→ Task goal: Please copy exactly the line containing "Decode this image" and every line after it, through the last line of the records below, leaving out all pictures.

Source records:

◇ ◇ ◇ ◇ ◇

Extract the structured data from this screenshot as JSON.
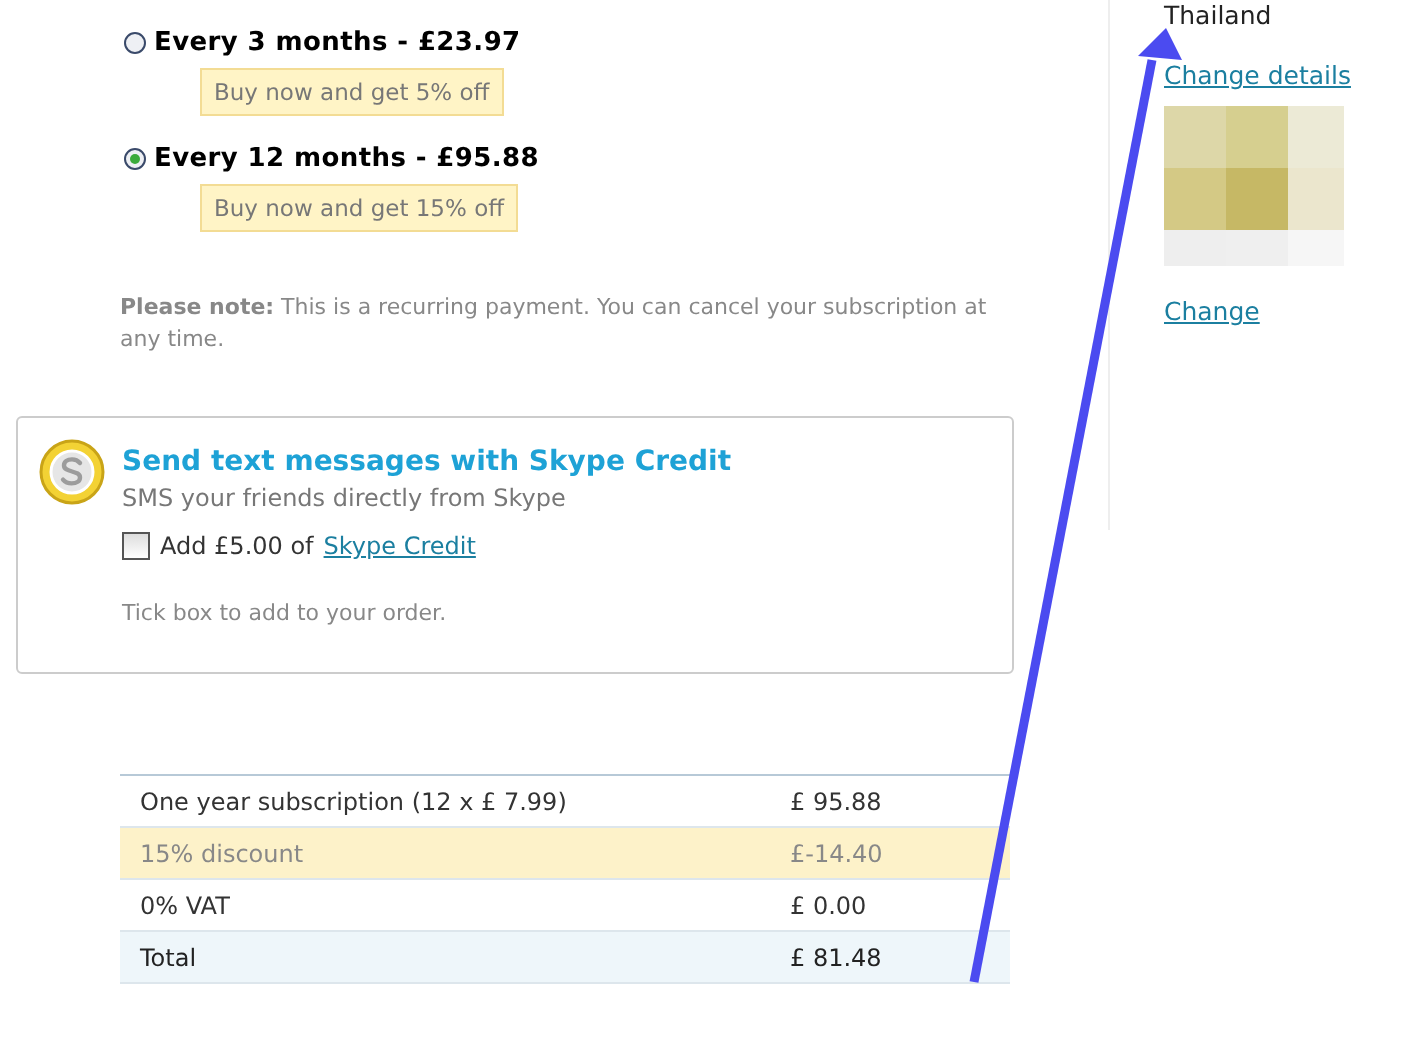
{
  "plans": [
    {
      "label": "Every 3 months - £23.97",
      "selected": false,
      "offer": "Buy now and get 5% off"
    },
    {
      "label": "Every 12 months - £95.88",
      "selected": true,
      "offer": "Buy now and get 15% off"
    }
  ],
  "note": "**Please note:** This is a recurring payment. You can cancel your subscription at any time.",
  "credit_card": {
    "title": "Send text messages with Skype Credit",
    "subtitle": "SMS your friends directly from Skype",
    "checkbox_label": "Add £5.00 of",
    "link": "Skype Credit",
    "checked": false,
    "hint": "Tick box to add to your order."
  },
  "summary": [
    {
      "kind": "item",
      "label": "One year subscription (12 x £ 7.99)",
      "amount": "£ 95.88"
    },
    {
      "kind": "discount",
      "label": "15% discount",
      "amount": "£-14.40"
    },
    {
      "kind": "item",
      "label": "0% VAT",
      "amount": "£ 0.00"
    },
    {
      "kind": "total",
      "label": "Total",
      "amount": "£ 81.48"
    }
  ],
  "sidebar": {
    "country": "Thailand",
    "change_details": "Change details",
    "change": "Change"
  }
}
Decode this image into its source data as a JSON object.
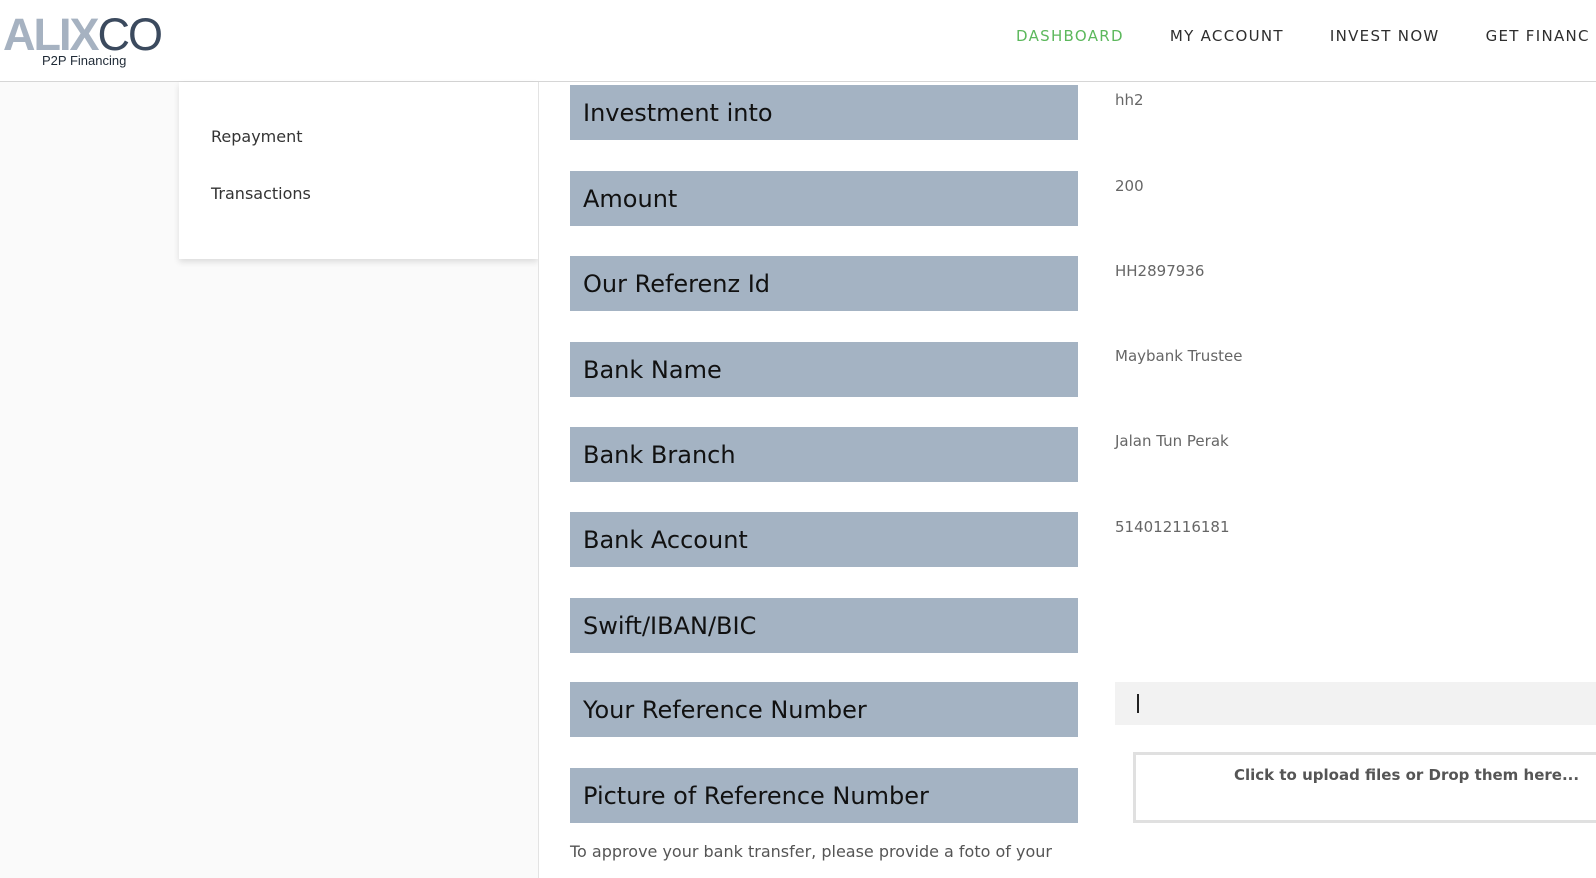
{
  "header": {
    "logo": {
      "part1": "ALI",
      "part2": "X",
      "part3": "CO",
      "subtitle": "P2P Financing"
    },
    "nav": [
      {
        "label": "DASHBOARD",
        "active": true
      },
      {
        "label": "MY ACCOUNT",
        "active": false
      },
      {
        "label": "INVEST NOW",
        "active": false
      },
      {
        "label": "GET FINANC",
        "active": false
      }
    ]
  },
  "sidebar": {
    "items": [
      {
        "label": "Repayment"
      },
      {
        "label": "Transactions"
      }
    ]
  },
  "form": {
    "fields": [
      {
        "label": "Investment into",
        "value": "hh2"
      },
      {
        "label": "Amount",
        "value": "200"
      },
      {
        "label": "Our Referenz Id",
        "value": "HH2897936"
      },
      {
        "label": "Bank Name",
        "value": "Maybank Trustee"
      },
      {
        "label": "Bank Branch",
        "value": "Jalan Tun Perak"
      },
      {
        "label": "Bank Account",
        "value": "514012116181"
      },
      {
        "label": "Swift/IBAN/BIC",
        "value": ""
      },
      {
        "label": "Your Reference Number",
        "value": ""
      },
      {
        "label": "Picture of Reference Number",
        "value": ""
      }
    ],
    "reference_input_value": "",
    "dropzone_text": "Click to upload files or Drop them here...",
    "help_text": "To approve your bank transfer, please provide a foto of your"
  },
  "colors": {
    "accent_active_nav": "#5cb85c",
    "label_background": "#a4b3c3",
    "logo_light": "#a6b2c1",
    "logo_dark": "#3b4a5e"
  }
}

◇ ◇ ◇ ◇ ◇

→ Response for this exercise:
Decode this image into its source data as a JSON object.
{
  "header": {
    "logo": {
      "part1": "ALI",
      "part2": "X",
      "part3": "CO",
      "subtitle": "P2P Financing"
    },
    "nav": [
      {
        "label": "DASHBOARD",
        "active": true
      },
      {
        "label": "MY ACCOUNT",
        "active": false
      },
      {
        "label": "INVEST NOW",
        "active": false
      },
      {
        "label": "GET FINANC",
        "active": false
      }
    ]
  },
  "sidebar": {
    "items": [
      {
        "label": "Repayment"
      },
      {
        "label": "Transactions"
      }
    ]
  },
  "form": {
    "fields": [
      {
        "label": "Investment into",
        "value": "hh2"
      },
      {
        "label": "Amount",
        "value": "200"
      },
      {
        "label": "Our Referenz Id",
        "value": "HH2897936"
      },
      {
        "label": "Bank Name",
        "value": "Maybank Trustee"
      },
      {
        "label": "Bank Branch",
        "value": "Jalan Tun Perak"
      },
      {
        "label": "Bank Account",
        "value": "514012116181"
      },
      {
        "label": "Swift/IBAN/BIC",
        "value": ""
      },
      {
        "label": "Your Reference Number",
        "value": ""
      },
      {
        "label": "Picture of Reference Number",
        "value": ""
      }
    ],
    "reference_input_value": "",
    "dropzone_text": "Click to upload files or Drop them here...",
    "help_text": "To approve your bank transfer, please provide a foto of your"
  },
  "colors": {
    "accent_active_nav": "#5cb85c",
    "label_background": "#a4b3c3",
    "logo_light": "#a6b2c1",
    "logo_dark": "#3b4a5e"
  }
}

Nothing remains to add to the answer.